If we can learn to let go of all pretensions and illusions and see ourselves as we really are, and others as they really are; if we can let go of our projections onto others, making of them heroes and heroines or villains; if we can let go of prejudice and greed, even of our own achievements and possessions – then our essential nature will emerge and with it a greater lightness and sense of humour!
As Robert Frost once said, ‘you have to grow by shedding’. This is why we need to have periods of spring cleaning ourselves – what Frost called ‘time out for re-assembly’.
I am also convinced that from time to time we need to make bigger changes, to clear the clutter in our inner attics so that there is space for something new to take its place. A garden has to be weeded constantly if the most precious plants are to flourish.
In The Quest of the Holy Grail the story is told of how King Arthur and his knights were seated at the Round Table when, to their amazement, the Holy Grail appeared, covered by a cloth and carried by angels.
When the vision of the Chalice withdrew King Arthur’s nephew, Sir Gawain, stood up and said, ‘I propose that we should all vow to go in pursuit of the Grail to behold it unveiled.’
We then read how the knights felt it would be cowardly to go as a group, so ‘each entered the forest that he had chosen where there was no path and where it was darkest’.
And so it is for us. Though often in life there appears to be no path and the way seems very dark, that is the way one must go. Each of us has to set out on his or her journey alone – comforted perhaps by the knowledge that on the way we may encounter others travelling in the same direction.
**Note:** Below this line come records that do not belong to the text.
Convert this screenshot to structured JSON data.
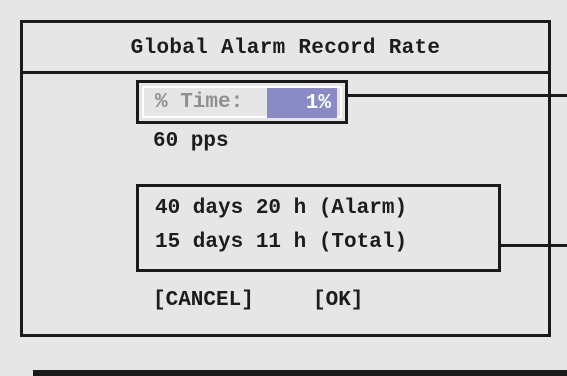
{
  "dialog": {
    "title": "Global Alarm Record Rate",
    "percent_time": {
      "label": "% Time:",
      "value": "1%"
    },
    "rate": "60 pps",
    "storage": {
      "alarm": "40 days 20 h (Alarm)",
      "total": "15 days 11 h (Total)"
    },
    "buttons": {
      "cancel": "[CANCEL]",
      "ok": "[OK]"
    }
  },
  "colors": {
    "background": "#e6e6e6",
    "border": "#1a1a1a",
    "highlight": "#8a8ac4",
    "label_dim": "#8f8f8f"
  }
}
I have been reflecting much on this because of a recent visit to Salisbury where I directed a production of 84 Charing Cross Road and stayed in a cottage owned by the former stage designer of the Salisbury Theatre. He told me how he had been a designer for some years when one day, seated on a hill, he thought, ‘Do I want to go on churning out a new set every three weeks for the rest of my life?’ and then into his head came the word ‘Soil’. At that moment he resigned from his post at the theatre and became a jobbing gardener, cycling to work and tending some twenty or more gardens, earning a modest amount each week. He is one of the most contented and happy people I have ever met, simply because, to use the famous phrase of Joseph Campbell, he has been able to ‘follow his bliss’.
At the end of one’s life it is not a question of how successful or wealthy I may have become, but did I become the person I was meant to be? So many young people are pressured by parents to play safe, to become a lawyer, an accountant, a dentist, when all that they really want to be, and know they should be, is, perhaps, a jobbing gardener!
One Christmas a friend of mine was given a cyclamen in a pot. Eventually it stopped flowering and she was going to throw it away. ‘It’s only dreary leaves,’ she said, ‘cluttering up the place.’
‘You should water it,’ I replied. ‘Don’t throw it out’.
Weeks passed and when I next looked in on her it was a cluster of fresh green leaves. Months passed and she said, ‘I’ve been watering every day as you said but it still doesn’t flower, and the summer’s almost over’.
‘Wait!’ I answered. ‘It will flower in the winter.’
And then for nearly two months she saw it flowering, day by day, week after week. Flowers are a great teacher.
Too often we despair about ourselves or our relationships and want to chuck everything, throw it out, buy a fresh plant or start a new affair. Yet if only we will persevere and work at the situation or relationship, it will flower again. All living things need a time to lie fallow, a time when nothing much appears to be happening.
There are some lines from a poem by George Herbert that have helped me much in the past:
Who would have thought my shrivell’d heart
Could have recovered greenness? It was gone
Quite underground, as flowers depart
To feed their mother-root when they have blown:
Where they together
All the hard weather
Dead to the world, keep house unknown.